The West Tower, where the dining hall lies, will host five residential floors, whereas the East Tower will have seven. The east and west ends of every floor except the first will be connected by a hallway bridging the two sides. These hallways will contain lounges facing the river, bookended by original mantles, and will offer students a place to study or just hang out. Bathrooms on each floor will be coed. Elevator and stair access to the residential floors will require a Maseeh Hall resident to swipe his or her MIT ID card. Rooms and floor lounges will not have air-conditioning, but the “lobby, dining rooms, servery areas, and ground floor student life spaces” will, according to Richards.
“We hope to have [the associate housemaster] in place during the spring term so [he or she] can get to know the current Phoenix Group community and begin to participate in planning activities,” Carroll said.
Maseeh Hall will take part in residence-based advising, which is new for the Phoenix Group. This collection of undergraduates has lived together since Fall 2008, joining the Ashdown graduate community in NW35, also known as “New Ashdown.” That fall, the weak economy forced MIT to postpone W1’s development “indefinitely,” according to the Phoenix Group website. It wasn’t until two years later, after the $24 million gift from Fariborz Maseeh, that the Phoenix Group’s hopes to rise from Ashdown’s ashes came to life.
“I look forward to seeing how Maseeh Hall — drawing on the efforts of the Phoenix Group students and Housemasters — becomes another strong, unique residential community within the MIT campus culture,” said Colombo.

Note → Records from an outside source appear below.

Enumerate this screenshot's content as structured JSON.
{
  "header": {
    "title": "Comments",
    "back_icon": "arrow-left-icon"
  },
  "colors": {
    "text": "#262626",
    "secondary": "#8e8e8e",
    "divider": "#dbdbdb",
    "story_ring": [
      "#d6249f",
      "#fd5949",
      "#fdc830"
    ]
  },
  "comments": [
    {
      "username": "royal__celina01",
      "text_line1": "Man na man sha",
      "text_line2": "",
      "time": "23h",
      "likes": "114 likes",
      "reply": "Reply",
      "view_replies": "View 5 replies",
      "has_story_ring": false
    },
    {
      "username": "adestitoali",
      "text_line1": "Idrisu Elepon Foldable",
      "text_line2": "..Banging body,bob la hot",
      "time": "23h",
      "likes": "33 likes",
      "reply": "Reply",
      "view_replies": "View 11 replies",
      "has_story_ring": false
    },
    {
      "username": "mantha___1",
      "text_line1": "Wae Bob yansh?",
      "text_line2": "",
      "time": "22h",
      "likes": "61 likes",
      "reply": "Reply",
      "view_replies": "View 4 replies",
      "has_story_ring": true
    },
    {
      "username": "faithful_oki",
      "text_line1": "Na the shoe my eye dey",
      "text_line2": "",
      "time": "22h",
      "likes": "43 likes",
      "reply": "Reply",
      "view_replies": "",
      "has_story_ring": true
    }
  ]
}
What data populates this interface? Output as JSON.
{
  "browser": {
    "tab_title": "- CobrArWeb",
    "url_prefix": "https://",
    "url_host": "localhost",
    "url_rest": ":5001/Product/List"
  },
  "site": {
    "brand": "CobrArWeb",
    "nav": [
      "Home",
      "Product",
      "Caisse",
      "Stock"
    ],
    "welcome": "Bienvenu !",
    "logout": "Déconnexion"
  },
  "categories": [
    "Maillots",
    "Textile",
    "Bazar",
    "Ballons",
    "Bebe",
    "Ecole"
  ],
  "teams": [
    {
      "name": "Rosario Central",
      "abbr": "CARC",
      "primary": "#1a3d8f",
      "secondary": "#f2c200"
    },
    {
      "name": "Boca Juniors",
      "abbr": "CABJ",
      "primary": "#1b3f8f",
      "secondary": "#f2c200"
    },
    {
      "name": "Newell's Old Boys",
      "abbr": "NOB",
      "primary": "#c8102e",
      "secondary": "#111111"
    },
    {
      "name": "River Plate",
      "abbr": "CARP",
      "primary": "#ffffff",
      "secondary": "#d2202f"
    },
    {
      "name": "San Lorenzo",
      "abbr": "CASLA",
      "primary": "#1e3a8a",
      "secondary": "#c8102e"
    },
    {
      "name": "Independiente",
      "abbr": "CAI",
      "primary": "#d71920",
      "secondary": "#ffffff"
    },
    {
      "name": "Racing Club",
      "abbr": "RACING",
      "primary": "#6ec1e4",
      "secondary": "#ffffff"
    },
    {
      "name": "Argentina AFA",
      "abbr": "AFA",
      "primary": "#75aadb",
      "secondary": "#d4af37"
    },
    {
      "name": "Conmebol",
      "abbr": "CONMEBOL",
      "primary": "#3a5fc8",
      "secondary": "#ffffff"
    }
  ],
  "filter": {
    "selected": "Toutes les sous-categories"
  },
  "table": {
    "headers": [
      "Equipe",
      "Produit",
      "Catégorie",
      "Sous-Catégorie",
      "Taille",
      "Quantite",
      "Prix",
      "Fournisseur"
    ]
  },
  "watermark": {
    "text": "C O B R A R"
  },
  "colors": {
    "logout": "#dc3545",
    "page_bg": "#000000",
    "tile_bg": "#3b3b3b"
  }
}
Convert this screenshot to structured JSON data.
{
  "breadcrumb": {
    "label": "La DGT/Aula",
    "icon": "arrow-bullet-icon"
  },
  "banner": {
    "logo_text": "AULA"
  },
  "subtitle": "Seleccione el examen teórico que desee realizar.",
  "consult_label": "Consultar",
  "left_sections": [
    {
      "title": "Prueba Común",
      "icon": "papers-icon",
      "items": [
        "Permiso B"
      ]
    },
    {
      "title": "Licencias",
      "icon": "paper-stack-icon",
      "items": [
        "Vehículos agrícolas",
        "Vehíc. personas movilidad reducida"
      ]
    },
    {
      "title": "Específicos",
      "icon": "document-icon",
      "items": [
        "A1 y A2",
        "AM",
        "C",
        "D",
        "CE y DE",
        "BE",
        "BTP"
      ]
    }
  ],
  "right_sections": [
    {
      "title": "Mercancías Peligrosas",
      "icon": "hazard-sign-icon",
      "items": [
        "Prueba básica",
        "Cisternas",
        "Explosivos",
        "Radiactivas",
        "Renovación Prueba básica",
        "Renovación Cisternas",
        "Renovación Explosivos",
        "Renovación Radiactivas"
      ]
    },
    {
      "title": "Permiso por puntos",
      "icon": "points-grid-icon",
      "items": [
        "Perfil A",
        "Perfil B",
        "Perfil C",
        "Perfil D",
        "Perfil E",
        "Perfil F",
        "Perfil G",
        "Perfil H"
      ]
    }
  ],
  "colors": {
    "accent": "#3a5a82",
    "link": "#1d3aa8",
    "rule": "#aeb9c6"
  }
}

Additional rooms in Maseeh will house residential scholars, individuals visiting campus that include professionals and professors on sabbatical from other institutions. These individuals are expected to act as an “academic resource to the house, actively participating in house activities and hosting one event per term,” Carroll said. The Housemasters, Suzanne Flynn and Jack Carroll, will live on the 6th floor of the East Tower, whereas the Associate Housemaster, a role for which recruiting is currently taking place, will live on the 3rd floor of the West Tower.